> **REQUIRED WORK**
Return a faithful copy of all the entries, omitting the images.

> **SUPPLIED RECORDS**
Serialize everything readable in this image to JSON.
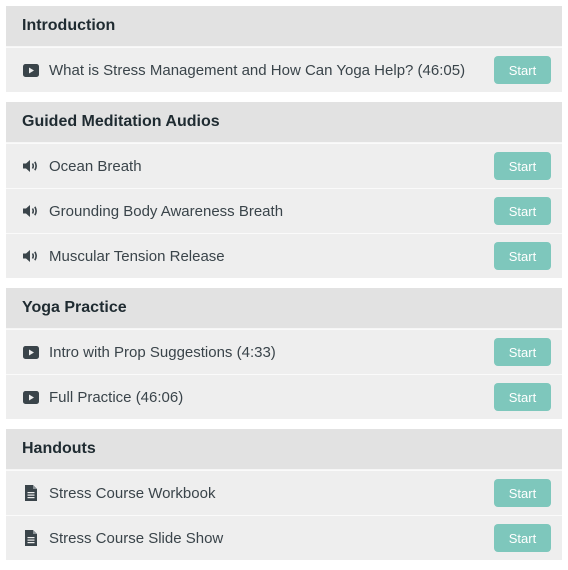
{
  "sections": [
    {
      "title": "Introduction",
      "lessons": [
        {
          "icon": "video-icon",
          "title": "What is Stress Management and How Can Yoga Help? (46:05)",
          "action": "Start"
        }
      ]
    },
    {
      "title": "Guided Meditation Audios",
      "lessons": [
        {
          "icon": "audio-icon",
          "title": "Ocean Breath",
          "action": "Start"
        },
        {
          "icon": "audio-icon",
          "title": "Grounding Body Awareness Breath",
          "action": "Start"
        },
        {
          "icon": "audio-icon",
          "title": "Muscular Tension Release",
          "action": "Start"
        }
      ]
    },
    {
      "title": "Yoga Practice",
      "lessons": [
        {
          "icon": "video-icon",
          "title": "Intro with Prop Suggestions (4:33)",
          "action": "Start"
        },
        {
          "icon": "video-icon",
          "title": "Full Practice (46:06)",
          "action": "Start"
        }
      ]
    },
    {
      "title": "Handouts",
      "lessons": [
        {
          "icon": "document-icon",
          "title": "Stress Course Workbook",
          "action": "Start"
        },
        {
          "icon": "document-icon",
          "title": "Stress Course Slide Show",
          "action": "Start"
        }
      ]
    }
  ],
  "colors": {
    "button_bg": "#7ec7bc",
    "section_header_bg": "#e2e2e2",
    "row_bg": "#eeeeee",
    "icon": "#3a444a"
  }
}
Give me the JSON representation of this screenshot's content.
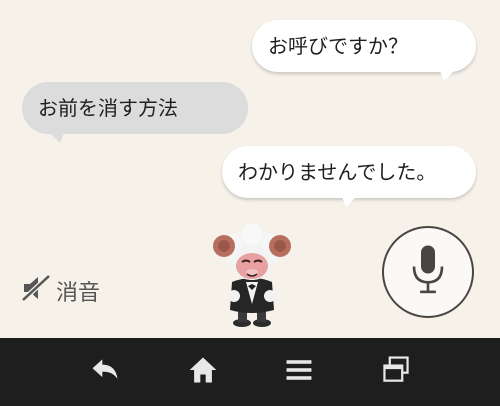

> **ANSWER TO THE EXERCISE**
Serialize everything readable in this image to JSON.
{
  "sections": [
    {
      "title": "Introduction",
      "lessons": [
        {
          "icon": "video-icon",
          "title": "What is Stress Management and How Can Yoga Help? (46:05)",
          "action": "Start"
        }
      ]
    },
    {
      "title": "Guided Meditation Audios",
      "lessons": [
        {
          "icon": "audio-icon",
          "title": "Ocean Breath",
          "action": "Start"
        },
        {
          "icon": "audio-icon",
          "title": "Grounding Body Awareness Breath",
          "action": "Start"
        },
        {
          "icon": "audio-icon",
          "title": "Muscular Tension Release",
          "action": "Start"
        }
      ]
    },
    {
      "title": "Yoga Practice",
      "lessons": [
        {
          "icon": "video-icon",
          "title": "Intro with Prop Suggestions (4:33)",
          "action": "Start"
        },
        {
          "icon": "video-icon",
          "title": "Full Practice (46:06)",
          "action": "Start"
        }
      ]
    },
    {
      "title": "Handouts",
      "lessons": [
        {
          "icon": "document-icon",
          "title": "Stress Course Workbook",
          "action": "Start"
        },
        {
          "icon": "document-icon",
          "title": "Stress Course Slide Show",
          "action": "Start"
        }
      ]
    }
  ],
  "colors": {
    "button_bg": "#7ec7bc",
    "section_header_bg": "#e2e2e2",
    "row_bg": "#eeeeee",
    "icon": "#3a444a"
  }
}
Give me the JSON representation of this screenshot's content.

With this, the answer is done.